## TO DO
Write out all records as given; omit images.

## DATA FOR REVIEW
▼

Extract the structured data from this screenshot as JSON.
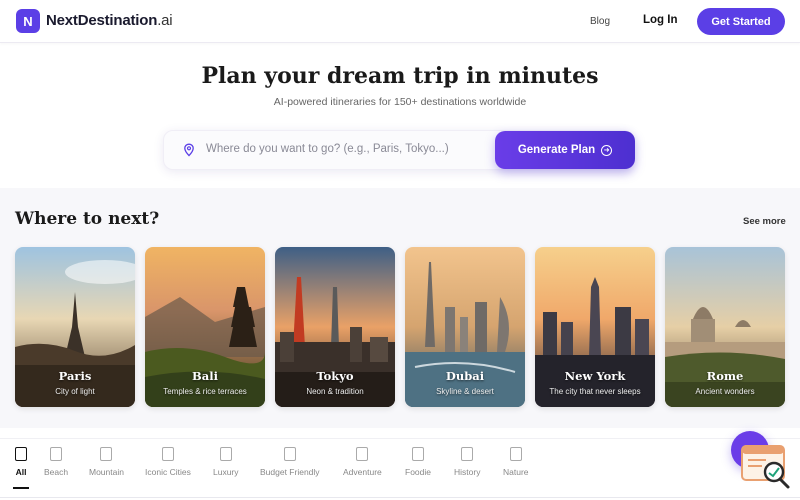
{
  "header": {
    "logo_letter": "N",
    "brand_name": "NextDestination",
    "brand_suffix": ".ai",
    "nav_blog": "Blog",
    "nav_login": "Log In",
    "cta": "Get Started",
    "brand_color": "#5b3fe6"
  },
  "hero": {
    "title": "Plan your dream trip in minutes",
    "subtitle": "AI-powered itineraries for 150+ destinations worldwide",
    "search_placeholder": "Where do you want to go? (e.g., Paris, Tokyo...)",
    "search_value": "",
    "generate_label": "Generate Plan",
    "pin_icon": "location-pin-icon",
    "arrow_icon": "arrow-right-circle-icon"
  },
  "destinations": {
    "title": "Where to next?",
    "see_more": "See more",
    "cards": [
      {
        "name": "Paris",
        "tagline": "City of light"
      },
      {
        "name": "Bali",
        "tagline": "Temples & rice terraces"
      },
      {
        "name": "Tokyo",
        "tagline": "Neon & tradition"
      },
      {
        "name": "Dubai",
        "tagline": "Skyline & desert"
      },
      {
        "name": "New York",
        "tagline": "The city that never sleeps"
      },
      {
        "name": "Rome",
        "tagline": "Ancient wonders"
      }
    ]
  },
  "categories": {
    "active": "All",
    "items": [
      {
        "label": "All"
      },
      {
        "label": "Beach"
      },
      {
        "label": "Mountain"
      },
      {
        "label": "Iconic Cities"
      },
      {
        "label": "Luxury"
      },
      {
        "label": "Budget Friendly"
      },
      {
        "label": "Adventure"
      },
      {
        "label": "Foodie"
      },
      {
        "label": "History"
      },
      {
        "label": "Nature"
      }
    ]
  },
  "chat": {
    "icon": "chat-bubble-icon",
    "helper_icon": "search-document-icon"
  }
}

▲

## ANSWER SPACE
Extract the structured data from this screenshot as JSON.
{
  "header": {
    "logo_letter": "N",
    "brand_name": "NextDestination",
    "brand_suffix": ".ai",
    "nav_blog": "Blog",
    "nav_login": "Log In",
    "cta": "Get Started",
    "brand_color": "#5b3fe6"
  },
  "hero": {
    "title": "Plan your dream trip in minutes",
    "subtitle": "AI-powered itineraries for 150+ destinations worldwide",
    "search_placeholder": "Where do you want to go? (e.g., Paris, Tokyo...)",
    "search_value": "",
    "generate_label": "Generate Plan",
    "pin_icon": "location-pin-icon",
    "arrow_icon": "arrow-right-circle-icon"
  },
  "destinations": {
    "title": "Where to next?",
    "see_more": "See more",
    "cards": [
      {
        "name": "Paris",
        "tagline": "City of light"
      },
      {
        "name": "Bali",
        "tagline": "Temples & rice terraces"
      },
      {
        "name": "Tokyo",
        "tagline": "Neon & tradition"
      },
      {
        "name": "Dubai",
        "tagline": "Skyline & desert"
      },
      {
        "name": "New York",
        "tagline": "The city that never sleeps"
      },
      {
        "name": "Rome",
        "tagline": "Ancient wonders"
      }
    ]
  },
  "categories": {
    "active": "All",
    "items": [
      {
        "label": "All"
      },
      {
        "label": "Beach"
      },
      {
        "label": "Mountain"
      },
      {
        "label": "Iconic Cities"
      },
      {
        "label": "Luxury"
      },
      {
        "label": "Budget Friendly"
      },
      {
        "label": "Adventure"
      },
      {
        "label": "Foodie"
      },
      {
        "label": "History"
      },
      {
        "label": "Nature"
      }
    ]
  },
  "chat": {
    "icon": "chat-bubble-icon",
    "helper_icon": "search-document-icon"
  }
}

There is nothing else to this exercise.